Makes about 8 hotdogs
5 tablespoons ground almonds
250g/9 ounces firm (not silken) tofu
2 tablespoons soy sauce
3 tablespoons mild vegetable oil (I used grapeseed oil)
1/4 cup finely chopped onion
2 teaspoons smoked sweet paprika (or 1/4 tsp chilli powder)
1-1/2 teaspoons caster sugar
1 teaspoon fresh garlic, sliced
1 teaspoon salt
3/4 teaspoon freshly ground black pepper
1/2 teaspoon ground coriander
1/4 teaspoon ground fenugreek (or mace)
1/4 teaspoon ground cardamom
1/4 teaspoon ground cumin
1 cup + 1 tablespoon lentil flour
1 teaspoon tapioca flour (or arrowroot flour)
1. Crumble the tofu into the blender. Measure the soy sauce into a measuring cup and add enough water so the mixture equals 100ml (6-1/2 tablespoons). Add this to the blender.
2. Add remaining ingredients to blender except lentil and tapioca flours. Blenderise until completely smooth. Empty into a large mixing bowl.
3. Add the 2 flours and mix until evenly combined. You’ll have a soft dough.
4. Divide dough into eight pieces (depending on what sized hotdog you want). Roll each piece into a hotdog shape and ensure you don’t roll them longer than your steamer! Wrap each hotdog in parchment paper and then in aluminium foil. Lightly twist the ends together.
5. Bring water to boil in a pot that has a steamer insert. Arrange wrapped hotdogs in your steamer insert with the seam side down. There is less chance of the hotdogs bursting the foil if they are packed tightly in the steamer. You can arrange four dogs on the bottom, then another four at a 90 degree angle on top.
6. Steam for 45 minutes over gently simmering water. If you’ve arranged your hotdogs in two layers, switch their positions halfway through the cooking time (bottom ones on top and top ones on bottom). Turn heat off and let cool.
7. To cook, simmer unwrapped dogs in water for 5 minutes. These can be frozen for future use (leave them wrapped in parchment/foil, and place in a plastic freezer bag).
Spiral Puff Shells
3 cups all purpose flour
1/2 cup vegetable oil
1 tablespoon sugar

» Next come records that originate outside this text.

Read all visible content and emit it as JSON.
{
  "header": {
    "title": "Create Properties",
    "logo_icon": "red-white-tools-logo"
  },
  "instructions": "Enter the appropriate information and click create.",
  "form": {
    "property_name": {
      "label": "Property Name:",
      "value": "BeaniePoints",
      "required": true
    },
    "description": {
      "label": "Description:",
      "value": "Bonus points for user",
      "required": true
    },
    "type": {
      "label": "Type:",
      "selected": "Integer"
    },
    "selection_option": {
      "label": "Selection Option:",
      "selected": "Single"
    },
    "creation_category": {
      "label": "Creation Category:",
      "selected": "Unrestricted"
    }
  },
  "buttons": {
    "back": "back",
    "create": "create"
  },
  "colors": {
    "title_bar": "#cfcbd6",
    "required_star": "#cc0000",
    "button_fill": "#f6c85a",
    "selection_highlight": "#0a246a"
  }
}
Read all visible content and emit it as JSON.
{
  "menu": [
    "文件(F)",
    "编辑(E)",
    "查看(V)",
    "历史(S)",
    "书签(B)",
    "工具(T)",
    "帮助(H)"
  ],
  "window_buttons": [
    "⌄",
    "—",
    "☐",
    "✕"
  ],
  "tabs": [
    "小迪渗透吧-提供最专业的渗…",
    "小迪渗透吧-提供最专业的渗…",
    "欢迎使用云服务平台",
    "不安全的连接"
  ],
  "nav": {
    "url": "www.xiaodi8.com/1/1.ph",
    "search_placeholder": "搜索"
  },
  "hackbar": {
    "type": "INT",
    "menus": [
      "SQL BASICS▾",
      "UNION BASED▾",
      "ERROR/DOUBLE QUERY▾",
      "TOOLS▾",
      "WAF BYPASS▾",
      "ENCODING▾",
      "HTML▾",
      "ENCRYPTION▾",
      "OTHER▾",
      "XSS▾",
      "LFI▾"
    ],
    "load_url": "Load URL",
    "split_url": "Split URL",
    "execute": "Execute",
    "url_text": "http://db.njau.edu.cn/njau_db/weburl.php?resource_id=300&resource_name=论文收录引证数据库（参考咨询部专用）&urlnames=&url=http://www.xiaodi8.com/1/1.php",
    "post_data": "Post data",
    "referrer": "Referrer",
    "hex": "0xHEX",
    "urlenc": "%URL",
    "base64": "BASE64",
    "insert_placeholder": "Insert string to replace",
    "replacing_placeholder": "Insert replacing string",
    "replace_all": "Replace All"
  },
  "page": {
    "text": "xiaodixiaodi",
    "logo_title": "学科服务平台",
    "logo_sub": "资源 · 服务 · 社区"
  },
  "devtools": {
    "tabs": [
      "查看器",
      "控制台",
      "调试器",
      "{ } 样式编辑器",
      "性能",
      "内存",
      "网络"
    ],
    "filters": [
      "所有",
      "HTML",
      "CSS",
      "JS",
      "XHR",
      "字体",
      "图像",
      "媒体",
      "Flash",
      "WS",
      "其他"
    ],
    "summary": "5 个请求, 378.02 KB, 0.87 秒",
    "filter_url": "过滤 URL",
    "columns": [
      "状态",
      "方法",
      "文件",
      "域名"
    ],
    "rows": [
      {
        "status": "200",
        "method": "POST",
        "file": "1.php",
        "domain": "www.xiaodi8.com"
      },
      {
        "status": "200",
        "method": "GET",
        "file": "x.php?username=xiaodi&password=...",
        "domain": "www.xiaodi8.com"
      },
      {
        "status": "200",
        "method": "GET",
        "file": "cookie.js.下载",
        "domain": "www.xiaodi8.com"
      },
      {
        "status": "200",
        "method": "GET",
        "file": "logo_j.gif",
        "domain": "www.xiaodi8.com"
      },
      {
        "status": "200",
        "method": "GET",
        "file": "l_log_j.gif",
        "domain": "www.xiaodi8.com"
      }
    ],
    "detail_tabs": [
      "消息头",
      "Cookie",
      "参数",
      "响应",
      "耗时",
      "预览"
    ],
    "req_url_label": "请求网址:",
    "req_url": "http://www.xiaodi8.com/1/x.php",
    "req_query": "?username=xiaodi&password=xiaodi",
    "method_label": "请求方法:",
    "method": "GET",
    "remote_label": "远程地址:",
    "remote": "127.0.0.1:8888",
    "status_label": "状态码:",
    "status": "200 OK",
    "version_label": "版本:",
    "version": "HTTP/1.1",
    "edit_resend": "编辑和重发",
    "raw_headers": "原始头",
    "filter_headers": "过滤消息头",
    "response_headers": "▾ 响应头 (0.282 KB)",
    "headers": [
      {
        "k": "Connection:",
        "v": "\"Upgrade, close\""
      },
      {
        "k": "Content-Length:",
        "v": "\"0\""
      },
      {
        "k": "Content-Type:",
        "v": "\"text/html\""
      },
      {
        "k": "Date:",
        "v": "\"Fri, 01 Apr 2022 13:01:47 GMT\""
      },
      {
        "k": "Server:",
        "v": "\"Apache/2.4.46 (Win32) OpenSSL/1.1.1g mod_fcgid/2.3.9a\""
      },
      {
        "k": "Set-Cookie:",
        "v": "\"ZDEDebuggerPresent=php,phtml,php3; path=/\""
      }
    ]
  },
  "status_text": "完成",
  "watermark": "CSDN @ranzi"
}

1 teaspoon salt
1/2 cup cold water
1/3 cup vegetable oil
Extra oil, for frying
1. Put 2 cups of flour in one big bowl and 1 cup of flour in a small bowl. Water dough: In the big one add 1/2 cup of vegetable oil, 1 tbs sugar, 1 tsp salt. Mix thoroughly then add about less than 1/2 cup of cold water little at a time to make a smooth but firm dough. Oil dough: In the small bowl, gradually add up to 1/3 cups of vegetable oil and mix to make a dough soft enough to spread.
2. Roll the big water dough into about a foot rectangle and place the smaller oil dough on the top upper half of the bigger dough. Make sure there is a 1/2 inch border along the 3 edges of the oil dough.
3. Fold water dough in half covering the oil dough completely and seal it, making sure no air is trapped inside.
4. Shape the dough by pressing and rolling a rectangle (approx 30 x 10 inch). The dough should be thin enough to roll into a log.
5. When rolled, slice off the uneven tip of the log and slice the next one into about 1 inch thick. Flatten the spiral dough with a rolling pin and carefully roll it into a round shape. Wrap the spiral shell over the hotdog, pinching the edges flatly, then crimping to close. Leave the two ends where the hotdog stick out open.
6. Deep fry in vegetable oil until golden. Place them on paper towels to absorb excess oil and serve.